When you get down to it, they really do not have as much of a black metal vibe as Cattle Decapitation, who have consistent high vocals and minor chord strumming riffs. On the flipside, Travis Ryan does not do gutturals anywhere close to the likes of Jake. Therefore, it is fair to say that Jake is a hybrid singer in the sense that he has inhumane lows but also crazy pterodactyl highs, leading more so on the lows and mids. Some moments do have a slight Dimmu Borgir feel; it is very subtle, but it is there. Beyond the Cattle reference, the band states that many have compared them to Pathology but I think they offer far more dynamics and textures to entertain that comparison.
If you crank this album, it sounds amazing! The production itself is very clean and modern; beefy, and coherent beginning to end. You can hear every instrument easily at all times. My only quarrel with this album is that they traded in the odd lead guitar hook, which was what made their previous album “Perpetual Descent” a stand out of 2018 for me. If you take into consideration the hooks of certain memorable melodic riffs on “Catacombs of Bedlam” they could have almost achieved an old school Brutality, almost Disincarnate vibe, because of the potency of the riffs alone. However, this is a new era for the band, and perhaps they will incorporate leads again in future efforts.
In addition, that could get in the way of slams bro, and man they lay down some of the best slams of 2020. As they meticulously set up the listener, mid way or three quarters through a song, a groove can drop out of nowhere, grab you and throw you into a headbanging, slamming, and hypnotic state. It is definitely not lacking in grooves and will age well due to how well they are executed. It is just classic song writing, that exhibits well-versed musicians sending a message, reminding the masses of “what’s up” when it comes to well-crafted catchy death metal.
If there is one word that encompasses what Post Mortal Possession is all about, it is synergy. They have phenomenal band chemistry and know their part in order to execute memorable death metal and man they have it honed down. This is simply next level song writing that needs more attention and praise because new quality work like this comes along so rarely these days. In the end Post Mortal Possession embody the foundations and philosophies of old school death metal in the sense that they are like-minded musicians getting in a room and producing what comes naturally regardless of idioms, trends, all while staying true to their craft. Really, that is all metal is about is jamming out with your bros and playing some heavy shit! The difference is this is Steel City death metal, and you do not want to miss out on this display of excellence. Do yourself a favour and go buy this stellar slab of brutality. 9/10
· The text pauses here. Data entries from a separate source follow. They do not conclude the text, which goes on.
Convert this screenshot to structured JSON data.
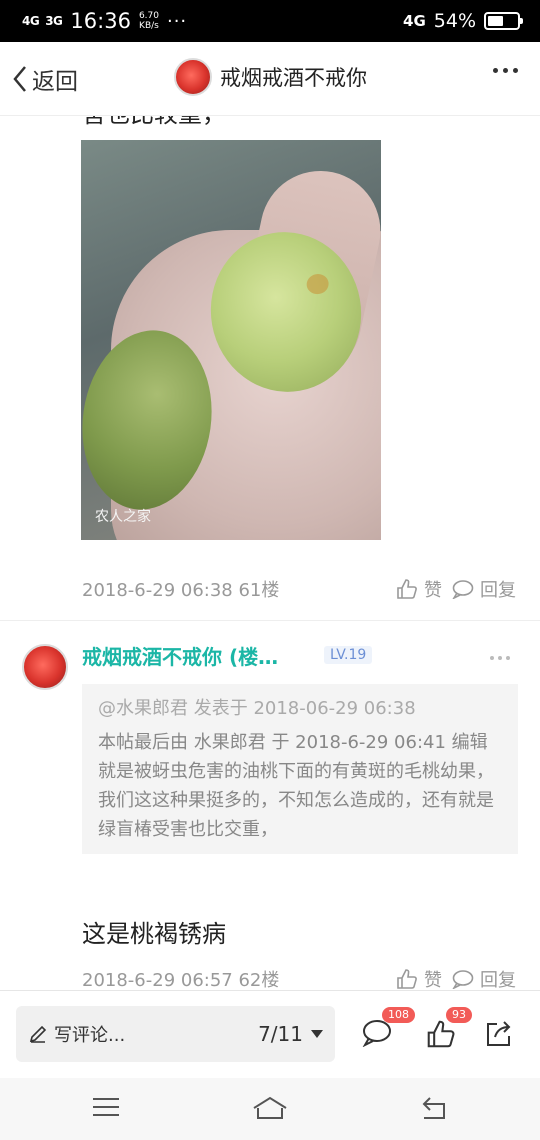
{
  "status_bar": {
    "signal1": "4G",
    "signal2": "3G",
    "time": "16:36",
    "speed_value": "6.70",
    "speed_unit": "KB/s",
    "dots": "···",
    "network": "4G",
    "battery_text": "54%",
    "battery_level": 0.54
  },
  "nav": {
    "back_label": "返回",
    "title": "戒烟戒酒不戒你"
  },
  "post61": {
    "cut_text": "害也比较重，",
    "image_watermark": "农人之家",
    "meta": "2018-6-29 06:38  61楼",
    "like_label": "赞",
    "reply_label": "回复"
  },
  "post62": {
    "username": "戒烟戒酒不戒你 (楼…",
    "level": "LV.19",
    "quote_head": "@水果郎君 发表于 2018-06-29 06:38",
    "quote_body": "本帖最后由 水果郎君 于 2018-6-29 06:41 编辑 就是被蚜虫危害的油桃下面的有黄斑的毛桃幼果，我们这这种果挺多的，不知怎么造成的，还有就是绿盲椿受害也比交重，",
    "text": "这是桃褐锈病",
    "meta": "2018-6-29 06:57  62楼",
    "like_label": "赞",
    "reply_label": "回复"
  },
  "bottom_bar": {
    "comment_placeholder": "写评论...",
    "page_indicator": "7/11",
    "comment_count": "108",
    "like_count": "93"
  },
  "icons": {
    "back": "chevron-left-icon",
    "more": "more-dots-icon",
    "like": "thumb-up-icon",
    "reply": "speech-bubble-icon",
    "pen": "pen-icon",
    "dropdown": "triangle-down-icon",
    "share": "share-icon",
    "menu": "menu-icon",
    "home": "home-icon",
    "back_system": "return-icon"
  },
  "colors": {
    "username": "#1bb6a6",
    "badge": "#f25b57",
    "level": "#6c8fd5"
  }
}
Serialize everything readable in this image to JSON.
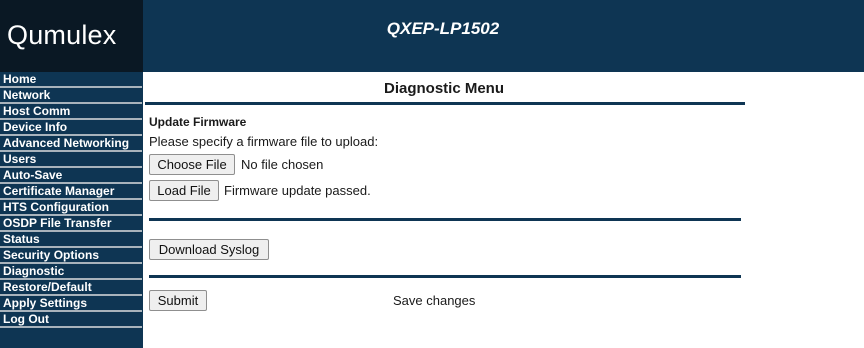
{
  "brand": {
    "logo": "Qumulex",
    "device_model": "QXEP-LP1502"
  },
  "nav": {
    "items": [
      "Home",
      "Network",
      "Host Comm",
      "Device Info",
      "Advanced Networking",
      "Users",
      "Auto-Save",
      "Certificate Manager",
      "HTS Configuration",
      "OSDP File Transfer",
      "Status",
      "Security Options",
      "Diagnostic",
      "Restore/Default",
      "Apply Settings",
      "Log Out"
    ]
  },
  "page": {
    "title": "Diagnostic Menu",
    "firmware": {
      "heading": "Update Firmware",
      "instruction": "Please specify a firmware file to upload:",
      "choose_label": "Choose File",
      "no_file_text": "No file chosen",
      "load_label": "Load File",
      "status_text": "Firmware update passed."
    },
    "syslog": {
      "download_label": "Download Syslog"
    },
    "submit": {
      "submit_label": "Submit",
      "save_note": "Save changes"
    }
  },
  "colors": {
    "brand_navy": "#0e3553",
    "logo_bg": "#0a1824",
    "nav_divider": "#a8b3bc"
  }
}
“Catacombs of Bedlam” was released May 30th on Lord of the Sick records.
You can stream or purchase the album at the following link: